■ WHAT YOU NEED TO DO: A verbatim repeat of the lines below is required, with the pictures removed.

◇ ◇ ◇ ◇

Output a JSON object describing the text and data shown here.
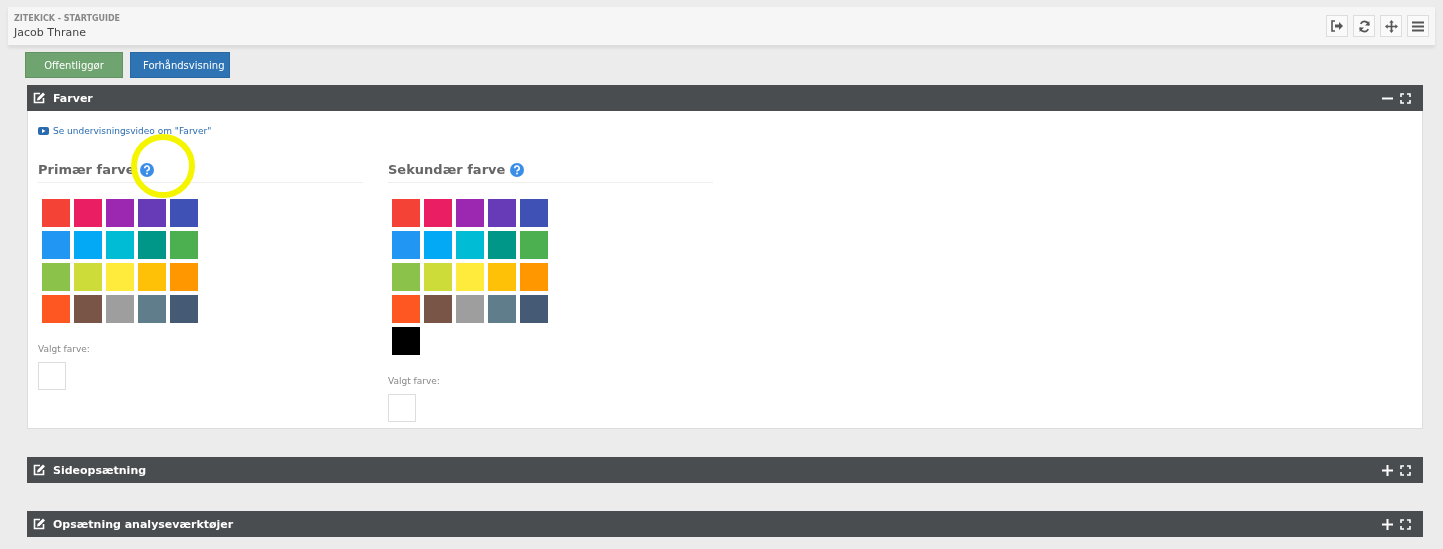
{
  "header": {
    "subtitle": "ZITEKICK - STARTGUIDE",
    "title": "Jacob Thrane"
  },
  "toolbar": {
    "buttons": [
      {
        "label": "Offentliggør",
        "kind": "success"
      },
      {
        "label": "Forhåndsvisning",
        "kind": "primary"
      }
    ]
  },
  "panels": [
    {
      "title": "Farver",
      "expanded": true,
      "video_link": "Se undervisningsvideo om \"Farver\"",
      "pickers": [
        {
          "heading": "Primær farve",
          "selected_label": "Valgt farve:",
          "swatches": [
            {
              "color": "#f44336"
            },
            {
              "color": "#e91e63"
            },
            {
              "color": "#9c27b0"
            },
            {
              "color": "#673ab7"
            },
            {
              "color": "#3f51b5"
            },
            {
              "color": "#2196f3"
            },
            {
              "color": "#03a9f4"
            },
            {
              "color": "#00bcd4"
            },
            {
              "color": "#009688"
            },
            {
              "color": "#4caf50"
            },
            {
              "color": "#8bc34a"
            },
            {
              "color": "#cddc39"
            },
            {
              "color": "#ffeb3b"
            },
            {
              "color": "#ffc107"
            },
            {
              "color": "#ff9800"
            },
            {
              "color": "#ff5722"
            },
            {
              "color": "#795548"
            },
            {
              "color": "#9e9e9e"
            },
            {
              "color": "#607d8b"
            },
            {
              "color": "#455a75"
            }
          ]
        },
        {
          "heading": "Sekundær farve",
          "selected_label": "Valgt farve:",
          "swatches": [
            {
              "color": "#f44336"
            },
            {
              "color": "#e91e63"
            },
            {
              "color": "#9c27b0"
            },
            {
              "color": "#673ab7"
            },
            {
              "color": "#3f51b5"
            },
            {
              "color": "#2196f3"
            },
            {
              "color": "#03a9f4"
            },
            {
              "color": "#00bcd4"
            },
            {
              "color": "#009688"
            },
            {
              "color": "#4caf50"
            },
            {
              "color": "#8bc34a"
            },
            {
              "color": "#cddc39"
            },
            {
              "color": "#ffeb3b"
            },
            {
              "color": "#ffc107"
            },
            {
              "color": "#ff9800"
            },
            {
              "color": "#ff5722"
            },
            {
              "color": "#795548"
            },
            {
              "color": "#9e9e9e"
            },
            {
              "color": "#607d8b"
            },
            {
              "color": "#455a75"
            },
            {
              "color": "#000000"
            }
          ]
        }
      ]
    },
    {
      "title": "Sideopsætning",
      "expanded": false
    },
    {
      "title": "Opsætning analyseværktøjer",
      "expanded": false
    }
  ]
}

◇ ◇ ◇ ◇

■ SOLUTION TO THE EXERCISE:
Output a JSON object describing the text and data shown here.
{
  "header": {
    "subtitle": "ZITEKICK - STARTGUIDE",
    "title": "Jacob Thrane"
  },
  "toolbar": {
    "buttons": [
      {
        "label": "Offentliggør",
        "kind": "success"
      },
      {
        "label": "Forhåndsvisning",
        "kind": "primary"
      }
    ]
  },
  "panels": [
    {
      "title": "Farver",
      "expanded": true,
      "video_link": "Se undervisningsvideo om \"Farver\"",
      "pickers": [
        {
          "heading": "Primær farve",
          "selected_label": "Valgt farve:",
          "swatches": [
            {
              "color": "#f44336"
            },
            {
              "color": "#e91e63"
            },
            {
              "color": "#9c27b0"
            },
            {
              "color": "#673ab7"
            },
            {
              "color": "#3f51b5"
            },
            {
              "color": "#2196f3"
            },
            {
              "color": "#03a9f4"
            },
            {
              "color": "#00bcd4"
            },
            {
              "color": "#009688"
            },
            {
              "color": "#4caf50"
            },
            {
              "color": "#8bc34a"
            },
            {
              "color": "#cddc39"
            },
            {
              "color": "#ffeb3b"
            },
            {
              "color": "#ffc107"
            },
            {
              "color": "#ff9800"
            },
            {
              "color": "#ff5722"
            },
            {
              "color": "#795548"
            },
            {
              "color": "#9e9e9e"
            },
            {
              "color": "#607d8b"
            },
            {
              "color": "#455a75"
            }
          ]
        },
        {
          "heading": "Sekundær farve",
          "selected_label": "Valgt farve:",
          "swatches": [
            {
              "color": "#f44336"
            },
            {
              "color": "#e91e63"
            },
            {
              "color": "#9c27b0"
            },
            {
              "color": "#673ab7"
            },
            {
              "color": "#3f51b5"
            },
            {
              "color": "#2196f3"
            },
            {
              "color": "#03a9f4"
            },
            {
              "color": "#00bcd4"
            },
            {
              "color": "#009688"
            },
            {
              "color": "#4caf50"
            },
            {
              "color": "#8bc34a"
            },
            {
              "color": "#cddc39"
            },
            {
              "color": "#ffeb3b"
            },
            {
              "color": "#ffc107"
            },
            {
              "color": "#ff9800"
            },
            {
              "color": "#ff5722"
            },
            {
              "color": "#795548"
            },
            {
              "color": "#9e9e9e"
            },
            {
              "color": "#607d8b"
            },
            {
              "color": "#455a75"
            },
            {
              "color": "#000000"
            }
          ]
        }
      ]
    },
    {
      "title": "Sideopsætning",
      "expanded": false
    },
    {
      "title": "Opsætning analyseværktøjer",
      "expanded": false
    }
  ]
}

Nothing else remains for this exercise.